● **Element data from apps and pages**:
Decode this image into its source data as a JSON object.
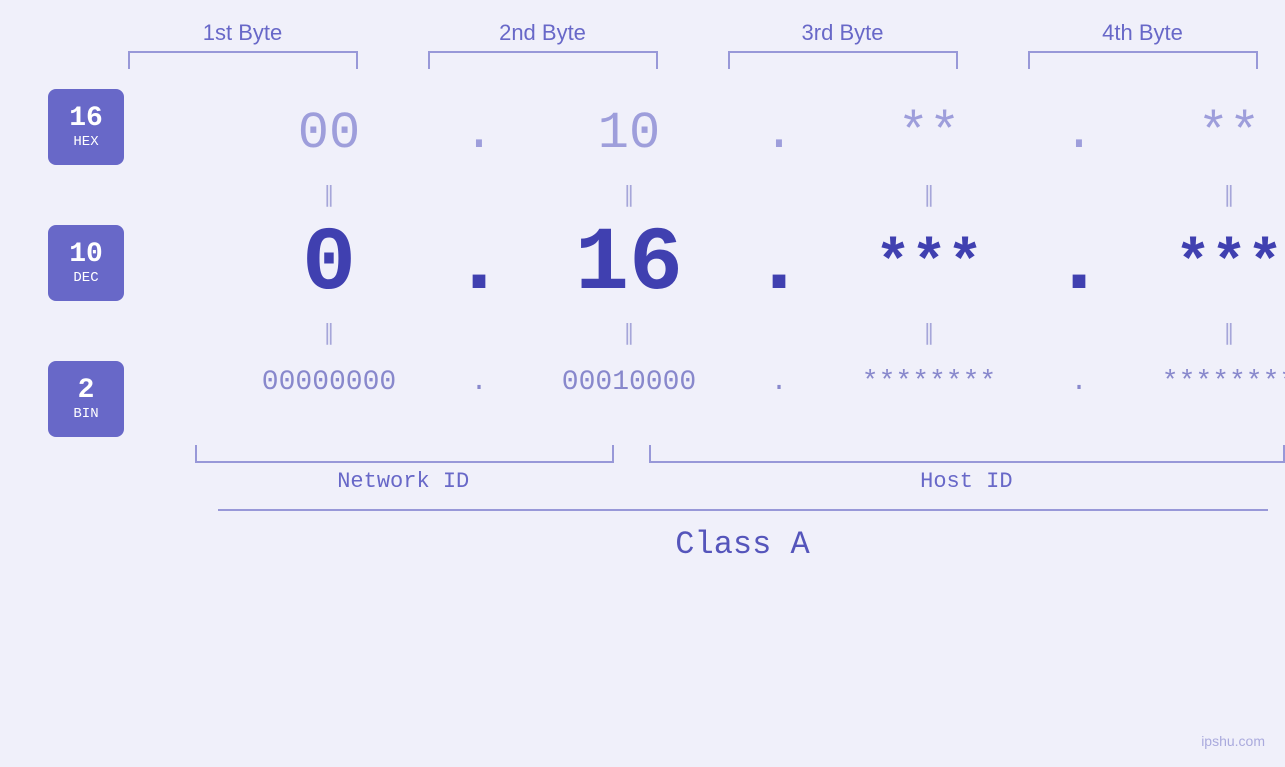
{
  "header": {
    "byte1": "1st Byte",
    "byte2": "2nd Byte",
    "byte3": "3rd Byte",
    "byte4": "4th Byte"
  },
  "badges": {
    "hex": {
      "number": "16",
      "label": "HEX"
    },
    "dec": {
      "number": "10",
      "label": "DEC"
    },
    "bin": {
      "number": "2",
      "label": "BIN"
    }
  },
  "hex_row": {
    "b1": "00",
    "b2": "10",
    "b3": "**",
    "b4": "**",
    "dot": "."
  },
  "dec_row": {
    "b1": "0",
    "b2": "16",
    "b3": "***",
    "b4": "***",
    "dot": "."
  },
  "bin_row": {
    "b1": "00000000",
    "b2": "00010000",
    "b3": "********",
    "b4": "********",
    "dot": "."
  },
  "labels": {
    "network_id": "Network ID",
    "host_id": "Host ID",
    "class": "Class A"
  },
  "watermark": "ipshu.com"
}
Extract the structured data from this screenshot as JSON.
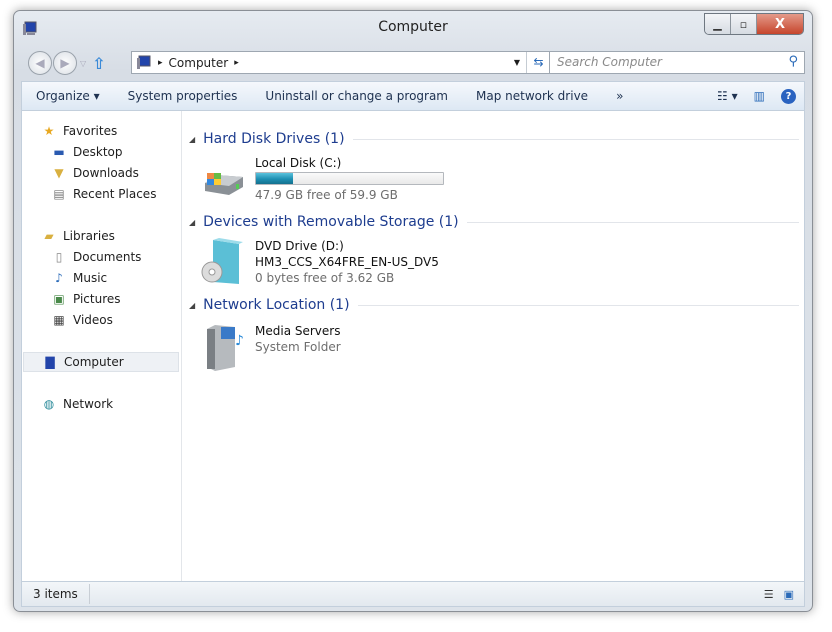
{
  "window": {
    "title": "Computer"
  },
  "address": {
    "crumbs": [
      "Computer"
    ],
    "separator": "▸"
  },
  "search": {
    "placeholder": "Search Computer"
  },
  "toolbar": {
    "organize": "Organize",
    "system_properties": "System properties",
    "uninstall": "Uninstall or change a program",
    "map_drive": "Map network drive",
    "more": "»"
  },
  "sidebar": {
    "favorites": {
      "label": "Favorites",
      "items": [
        {
          "label": "Desktop"
        },
        {
          "label": "Downloads"
        },
        {
          "label": "Recent Places"
        }
      ]
    },
    "libraries": {
      "label": "Libraries",
      "items": [
        {
          "label": "Documents"
        },
        {
          "label": "Music"
        },
        {
          "label": "Pictures"
        },
        {
          "label": "Videos"
        }
      ]
    },
    "computer": "Computer",
    "network": "Network"
  },
  "groups": [
    {
      "title": "Hard Disk Drives (1)",
      "items": [
        {
          "name": "Local Disk (C:)",
          "used_fraction": 0.2,
          "detail": "47.9 GB free of 59.9 GB"
        }
      ]
    },
    {
      "title": "Devices with Removable Storage (1)",
      "items": [
        {
          "name": "DVD Drive (D:)",
          "label": "HM3_CCS_X64FRE_EN-US_DV5",
          "detail": "0 bytes free of 3.62 GB"
        }
      ]
    },
    {
      "title": "Network Location (1)",
      "items": [
        {
          "name": "Media Servers",
          "detail": "System Folder"
        }
      ]
    }
  ],
  "status": {
    "count": "3 items"
  },
  "colors": {
    "group_header": "#1e3d8f",
    "progress": "#1e8fb2"
  }
}
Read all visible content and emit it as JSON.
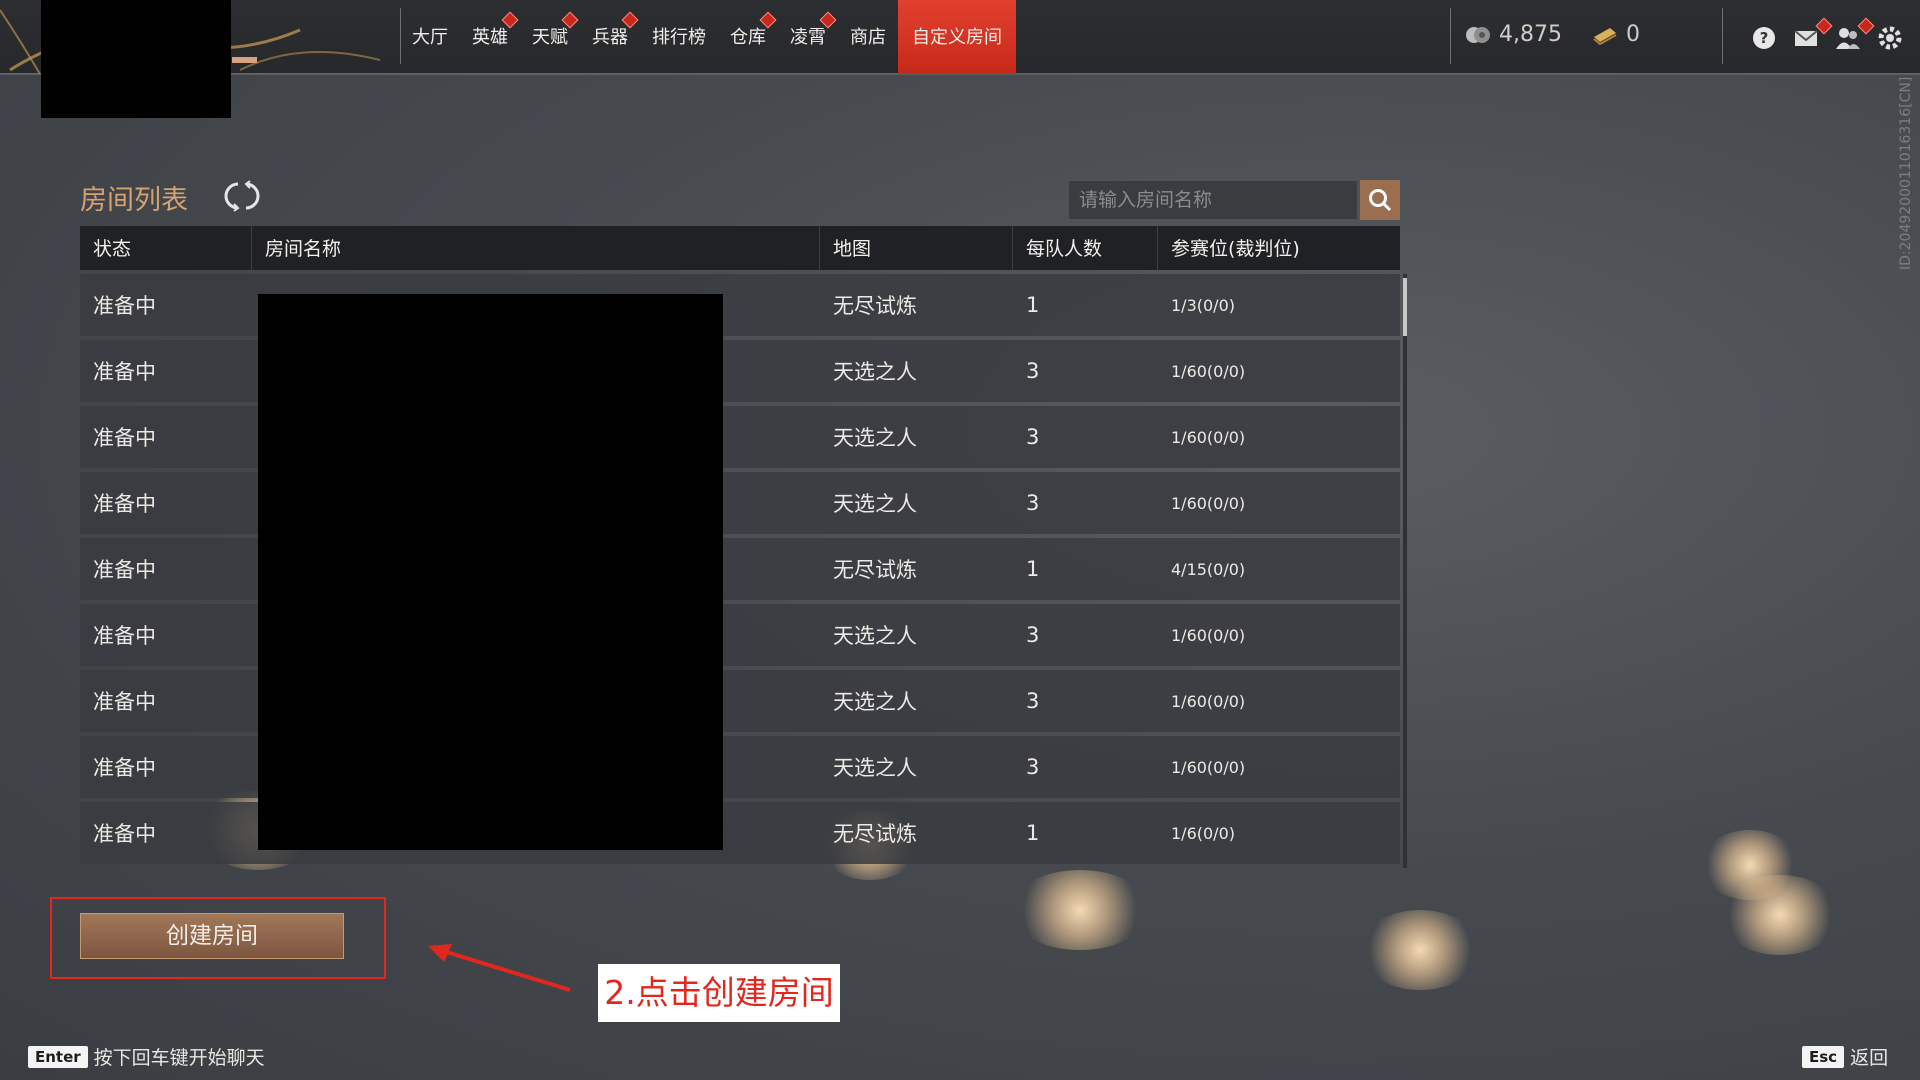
{
  "nav": {
    "items": [
      {
        "label": "大厅",
        "dot": false
      },
      {
        "label": "英雄",
        "dot": true
      },
      {
        "label": "天赋",
        "dot": true
      },
      {
        "label": "兵器",
        "dot": true
      },
      {
        "label": "排行榜",
        "dot": false
      },
      {
        "label": "仓库",
        "dot": true
      },
      {
        "label": "凌霄",
        "dot": true
      },
      {
        "label": "商店",
        "dot": false
      },
      {
        "label": "自定义房间",
        "dot": false,
        "active": true
      }
    ]
  },
  "currency": {
    "coins": "4,875",
    "tickets": "0"
  },
  "colors": {
    "accent": "#d6a36e",
    "active_tab": "#e2402e",
    "alert": "#e2281e"
  },
  "room_list": {
    "title": "房间列表",
    "search_placeholder": "请输入房间名称",
    "columns": [
      "状态",
      "房间名称",
      "地图",
      "每队人数",
      "参赛位(裁判位)"
    ],
    "rows": [
      {
        "status": "准备中",
        "name": "",
        "map": "无尽试炼",
        "per_team": "1",
        "slots": "1/3(0/0)"
      },
      {
        "status": "准备中",
        "name": "",
        "map": "天选之人",
        "per_team": "3",
        "slots": "1/60(0/0)"
      },
      {
        "status": "准备中",
        "name": "",
        "map": "天选之人",
        "per_team": "3",
        "slots": "1/60(0/0)"
      },
      {
        "status": "准备中",
        "name": "",
        "map": "天选之人",
        "per_team": "3",
        "slots": "1/60(0/0)"
      },
      {
        "status": "准备中",
        "name": "",
        "map": "无尽试炼",
        "per_team": "1",
        "slots": "4/15(0/0)"
      },
      {
        "status": "准备中",
        "name": "",
        "map": "天选之人",
        "per_team": "3",
        "slots": "1/60(0/0)"
      },
      {
        "status": "准备中",
        "name": "",
        "map": "天选之人",
        "per_team": "3",
        "slots": "1/60(0/0)"
      },
      {
        "status": "准备中",
        "name": "",
        "map": "天选之人",
        "per_team": "3",
        "slots": "1/60(0/0)"
      },
      {
        "status": "准备中",
        "name": "",
        "map": "无尽试炼",
        "per_team": "1",
        "slots": "1/6(0/0)"
      }
    ]
  },
  "create_button_label": "创建房间",
  "annotation": "2.点击创建房间",
  "side_id": "ID:2049200011016316[CN]",
  "chat_hint": {
    "key": "Enter",
    "text": "按下回车键开始聊天"
  },
  "back_hint": {
    "key": "Esc",
    "text": "返回"
  }
}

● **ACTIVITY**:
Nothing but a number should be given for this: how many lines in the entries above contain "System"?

● **REPLY TO THE EXERCISE**:
2